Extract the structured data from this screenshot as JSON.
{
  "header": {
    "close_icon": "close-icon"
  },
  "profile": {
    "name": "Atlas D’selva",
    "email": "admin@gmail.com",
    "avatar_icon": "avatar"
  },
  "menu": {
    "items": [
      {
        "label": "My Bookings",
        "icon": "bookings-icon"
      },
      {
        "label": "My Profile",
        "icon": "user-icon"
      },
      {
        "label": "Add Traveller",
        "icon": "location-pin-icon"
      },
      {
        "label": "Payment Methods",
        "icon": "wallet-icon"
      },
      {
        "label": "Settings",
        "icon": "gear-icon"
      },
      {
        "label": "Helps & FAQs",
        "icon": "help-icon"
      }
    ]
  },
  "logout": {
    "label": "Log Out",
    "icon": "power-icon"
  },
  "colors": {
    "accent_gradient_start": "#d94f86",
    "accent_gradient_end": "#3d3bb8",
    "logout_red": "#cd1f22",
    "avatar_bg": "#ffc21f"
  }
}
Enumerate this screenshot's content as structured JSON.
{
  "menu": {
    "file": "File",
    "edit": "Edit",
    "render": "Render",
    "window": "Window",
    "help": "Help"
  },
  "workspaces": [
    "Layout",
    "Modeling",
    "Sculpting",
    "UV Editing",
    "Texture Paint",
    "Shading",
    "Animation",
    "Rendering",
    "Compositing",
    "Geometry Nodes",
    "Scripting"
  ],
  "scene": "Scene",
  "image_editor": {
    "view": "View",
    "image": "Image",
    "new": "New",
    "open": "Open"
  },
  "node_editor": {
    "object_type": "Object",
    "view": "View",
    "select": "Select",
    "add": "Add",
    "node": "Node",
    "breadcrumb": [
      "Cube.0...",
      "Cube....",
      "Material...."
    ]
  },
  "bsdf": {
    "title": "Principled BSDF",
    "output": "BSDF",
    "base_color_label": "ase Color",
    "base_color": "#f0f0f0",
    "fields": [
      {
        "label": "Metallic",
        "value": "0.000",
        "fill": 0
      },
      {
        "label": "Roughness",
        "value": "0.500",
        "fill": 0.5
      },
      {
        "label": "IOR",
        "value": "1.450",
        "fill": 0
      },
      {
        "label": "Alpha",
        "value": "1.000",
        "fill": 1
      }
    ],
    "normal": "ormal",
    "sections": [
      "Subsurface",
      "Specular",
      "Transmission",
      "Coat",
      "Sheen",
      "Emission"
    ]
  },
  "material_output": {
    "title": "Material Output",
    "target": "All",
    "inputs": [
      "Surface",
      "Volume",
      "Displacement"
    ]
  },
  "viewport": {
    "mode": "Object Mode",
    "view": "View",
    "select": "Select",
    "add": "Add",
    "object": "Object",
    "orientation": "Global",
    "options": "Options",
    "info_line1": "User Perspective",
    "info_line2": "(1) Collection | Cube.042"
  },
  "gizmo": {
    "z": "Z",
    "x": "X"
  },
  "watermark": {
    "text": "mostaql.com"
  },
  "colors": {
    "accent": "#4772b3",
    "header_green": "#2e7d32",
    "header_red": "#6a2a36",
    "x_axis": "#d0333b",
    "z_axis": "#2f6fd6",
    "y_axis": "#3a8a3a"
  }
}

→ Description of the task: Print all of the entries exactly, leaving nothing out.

→ Response for this exercise:
Extract the structured data from this screenshot as JSON.
{
  "header": {
    "close_icon": "close-icon"
  },
  "profile": {
    "name": "Atlas D’selva",
    "email": "admin@gmail.com",
    "avatar_icon": "avatar"
  },
  "menu": {
    "items": [
      {
        "label": "My Bookings",
        "icon": "bookings-icon"
      },
      {
        "label": "My Profile",
        "icon": "user-icon"
      },
      {
        "label": "Add Traveller",
        "icon": "location-pin-icon"
      },
      {
        "label": "Payment Methods",
        "icon": "wallet-icon"
      },
      {
        "label": "Settings",
        "icon": "gear-icon"
      },
      {
        "label": "Helps & FAQs",
        "icon": "help-icon"
      }
    ]
  },
  "logout": {
    "label": "Log Out",
    "icon": "power-icon"
  },
  "colors": {
    "accent_gradient_start": "#d94f86",
    "accent_gradient_end": "#3d3bb8",
    "logout_red": "#cd1f22",
    "avatar_bg": "#ffc21f"
  }
}
Enumerate this screenshot's content as structured JSON.
{
  "menu": {
    "file": "File",
    "edit": "Edit",
    "render": "Render",
    "window": "Window",
    "help": "Help"
  },
  "workspaces": [
    "Layout",
    "Modeling",
    "Sculpting",
    "UV Editing",
    "Texture Paint",
    "Shading",
    "Animation",
    "Rendering",
    "Compositing",
    "Geometry Nodes",
    "Scripting"
  ],
  "scene": "Scene",
  "image_editor": {
    "view": "View",
    "image": "Image",
    "new": "New",
    "open": "Open"
  },
  "node_editor": {
    "object_type": "Object",
    "view": "View",
    "select": "Select",
    "add": "Add",
    "node": "Node",
    "breadcrumb": [
      "Cube.0...",
      "Cube....",
      "Material...."
    ]
  },
  "bsdf": {
    "title": "Principled BSDF",
    "output": "BSDF",
    "base_color_label": "ase Color",
    "base_color": "#f0f0f0",
    "fields": [
      {
        "label": "Metallic",
        "value": "0.000",
        "fill": 0
      },
      {
        "label": "Roughness",
        "value": "0.500",
        "fill": 0.5
      },
      {
        "label": "IOR",
        "value": "1.450",
        "fill": 0
      },
      {
        "label": "Alpha",
        "value": "1.000",
        "fill": 1
      }
    ],
    "normal": "ormal",
    "sections": [
      "Subsurface",
      "Specular",
      "Transmission",
      "Coat",
      "Sheen",
      "Emission"
    ]
  },
  "material_output": {
    "title": "Material Output",
    "target": "All",
    "inputs": [
      "Surface",
      "Volume",
      "Displacement"
    ]
  },
  "viewport": {
    "mode": "Object Mode",
    "view": "View",
    "select": "Select",
    "add": "Add",
    "object": "Object",
    "orientation": "Global",
    "options": "Options",
    "info_line1": "User Perspective",
    "info_line2": "(1) Collection | Cube.042"
  },
  "gizmo": {
    "z": "Z",
    "x": "X"
  },
  "watermark": {
    "text": "mostaql.com"
  },
  "colors": {
    "accent": "#4772b3",
    "header_green": "#2e7d32",
    "header_red": "#6a2a36",
    "x_axis": "#d0333b",
    "z_axis": "#2f6fd6",
    "y_axis": "#3a8a3a"
  }
}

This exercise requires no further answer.